How To Calculate?
To calculate this ratio, we consider the cash flow from operations. Cash flow from operating activities is a better measure of a company’s strength than EBITDA (Earnings before Interest, Tax, Depreciation, and Amortization).
The formula for the Cashflow to Debt ratio is = Cash flow from operations/Total Debt.
The other name for this ratio is the Cash Flow Coverage Ratio.
We can get the operating cash flows from the cash flow statement while the debt amount is there on the company’s balance sheet.
For example, Company A has cash flow from operations is $25000, while its total debt is $100000. In this case, the ratio will be 25%. This means that if a company uses all its cash flow from operations to pay its debt, it will retire 25% of the total debt.
Mostly, this ratio is expressed as a percentage. However, if a company wants to show the number of years it would take to pay off all its debts, then one can present the same ratio in years as well.
For instance, the company’s cash flow to debt ratio is 25%. Then, the formula to convert it into years will be 1/0.25 = 4 years. This means that the company would roughly take four years to repay all its debt from the generated cash flow.
Can We Use EBITDA or FCF?
We may also use EBITDA in the formula in place of the cash flow from operations. However, it is not a better option because EBITDA includes the purchase of new inventory. Usually, organizations take some time to sell the new inventory and generate cash flow from it. Therefore, EBITDA would not accurately picture how much cash is available to the company to pay off its debts.

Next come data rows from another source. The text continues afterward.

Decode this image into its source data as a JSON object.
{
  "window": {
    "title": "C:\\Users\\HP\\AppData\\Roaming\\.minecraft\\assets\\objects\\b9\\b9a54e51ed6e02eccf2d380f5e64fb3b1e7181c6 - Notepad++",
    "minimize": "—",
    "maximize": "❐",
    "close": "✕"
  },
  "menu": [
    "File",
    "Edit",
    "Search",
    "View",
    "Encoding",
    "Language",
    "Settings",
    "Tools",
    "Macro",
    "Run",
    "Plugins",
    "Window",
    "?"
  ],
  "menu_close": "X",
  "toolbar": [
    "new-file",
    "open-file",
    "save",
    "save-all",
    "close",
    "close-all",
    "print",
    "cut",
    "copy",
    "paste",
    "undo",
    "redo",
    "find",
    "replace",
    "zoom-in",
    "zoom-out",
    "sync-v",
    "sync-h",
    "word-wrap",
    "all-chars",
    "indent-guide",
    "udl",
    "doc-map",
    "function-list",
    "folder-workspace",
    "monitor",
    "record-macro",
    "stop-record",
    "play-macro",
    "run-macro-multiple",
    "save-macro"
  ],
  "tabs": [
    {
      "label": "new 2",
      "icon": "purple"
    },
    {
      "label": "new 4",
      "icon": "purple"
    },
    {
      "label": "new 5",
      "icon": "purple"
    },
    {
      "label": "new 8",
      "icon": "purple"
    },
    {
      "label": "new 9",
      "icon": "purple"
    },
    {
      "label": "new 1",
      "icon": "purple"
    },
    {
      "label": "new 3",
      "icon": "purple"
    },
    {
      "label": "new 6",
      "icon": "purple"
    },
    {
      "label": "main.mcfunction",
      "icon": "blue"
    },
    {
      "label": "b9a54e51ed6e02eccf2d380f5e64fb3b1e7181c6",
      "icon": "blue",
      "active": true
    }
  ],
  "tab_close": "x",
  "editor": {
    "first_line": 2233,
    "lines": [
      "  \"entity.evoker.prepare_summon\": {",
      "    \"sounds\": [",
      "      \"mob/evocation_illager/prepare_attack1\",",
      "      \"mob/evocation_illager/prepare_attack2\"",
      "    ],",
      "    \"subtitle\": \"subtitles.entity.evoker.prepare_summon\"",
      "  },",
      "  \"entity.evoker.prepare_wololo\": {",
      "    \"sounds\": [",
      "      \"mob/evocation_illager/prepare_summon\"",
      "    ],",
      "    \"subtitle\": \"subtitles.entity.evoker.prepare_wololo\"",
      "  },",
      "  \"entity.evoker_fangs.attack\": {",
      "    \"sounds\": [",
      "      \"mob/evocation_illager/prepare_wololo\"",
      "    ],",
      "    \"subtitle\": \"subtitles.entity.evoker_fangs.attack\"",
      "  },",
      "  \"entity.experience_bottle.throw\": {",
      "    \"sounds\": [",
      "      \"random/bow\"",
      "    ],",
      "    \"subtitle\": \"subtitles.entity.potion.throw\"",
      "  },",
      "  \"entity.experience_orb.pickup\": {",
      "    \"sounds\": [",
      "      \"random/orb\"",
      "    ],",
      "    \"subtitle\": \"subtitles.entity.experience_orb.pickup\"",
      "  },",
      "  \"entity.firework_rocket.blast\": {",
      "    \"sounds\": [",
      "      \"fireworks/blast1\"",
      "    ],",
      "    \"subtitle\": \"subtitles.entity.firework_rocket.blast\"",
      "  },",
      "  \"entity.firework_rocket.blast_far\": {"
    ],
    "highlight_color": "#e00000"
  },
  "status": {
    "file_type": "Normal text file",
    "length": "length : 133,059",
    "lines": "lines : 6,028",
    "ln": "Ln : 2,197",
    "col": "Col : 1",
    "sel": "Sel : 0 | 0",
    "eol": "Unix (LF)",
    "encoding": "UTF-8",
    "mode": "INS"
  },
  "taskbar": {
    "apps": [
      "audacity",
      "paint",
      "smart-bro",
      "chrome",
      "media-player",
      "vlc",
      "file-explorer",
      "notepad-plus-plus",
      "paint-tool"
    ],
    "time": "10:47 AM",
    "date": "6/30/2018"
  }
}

Analysts often prefer replacing cash flow from operations with free cash flow (FCF). Free cash flow is taken after deducting cash used for capital expenditures. Using free cash flow will affect the ratio and show the company as being less capable of servicing its debt. The result could also differ if an analyst chose either the long-term or short-term debt to calculate the ratio. The ratio would give better results if the analysts select short-term debt, but the company has more long-term debt on its balance sheet and vice versa.
Cash Flow to Debt Ratio – Assumptions
Does Not Cover Amortization
This ratio assumes that principal payments would not change and be consistent with the previous years. Although convenient to assume, this might not be the case in real-world scenarios. Over time, companies can avail various financial schemes that could include balloon payments, bullet payments, amortization, and so on. All these schemes result in the company paying massive interest in some years and none in other years.
FULL RATIO ANALYSIS (32 RATIOS)
We have covered the complete ratio analysis – its significance, application, importance, and limitations, and all 32 RATIOS of ratio analysis that are structured and categorized into 6 important heads.
Lease numbers for the current year are taken into account while calculating the ratio. Usually, lease agreements come with a lease increase provision. But, the ratio does not reflect the same.
Constant Cash Flows
The ratio assumes that a company will earn the same cash flow in the future years, at least until the company repays the debt.
How Much is Enough?
Usually, companies aim for a cash flow to debt ratio of anywhere above 66%. The higher the percentage, the better the chances that the company would be able to service its debts. However, the ratio should neither be very high nor too low.
A high Cash flow to debt ratio would indicate two things:
First, the company is big enough and efficient to generate higher cash flows to service its debt. This could be true in the case of big companies in the industry. These companies might also have more favorable terms and conditions with the lenders, thereby having easy debt servicing agreements.
Second, there might be some companies that do not keep an acceptable debt portion in their books. Such companies would also have a good cash flow to debt ratio. However, investors might have a second thought while investing in such companies. These companies might be borrowing too little, which means they are losing on the higher returns.
To check if the ratio is too high or low, a financial analyst should consider a ratio in context with the company’s past performance. Or compare it with other companies in the same sector.
The cash flow to debt ratio for the current year would not give the true picture of the company’s overall performance. Therefore, tracking the ratio over the past four to five years could help understand how the company has improved or gotten worse with time in paying the debt.
Moreover, one can use the cash flow to debt ratio to compare companies in the same industry for their debt-servicing capacity. There are chances that capital-intensive industries may have a lower cash flow to debt ratio when compared to the other industries.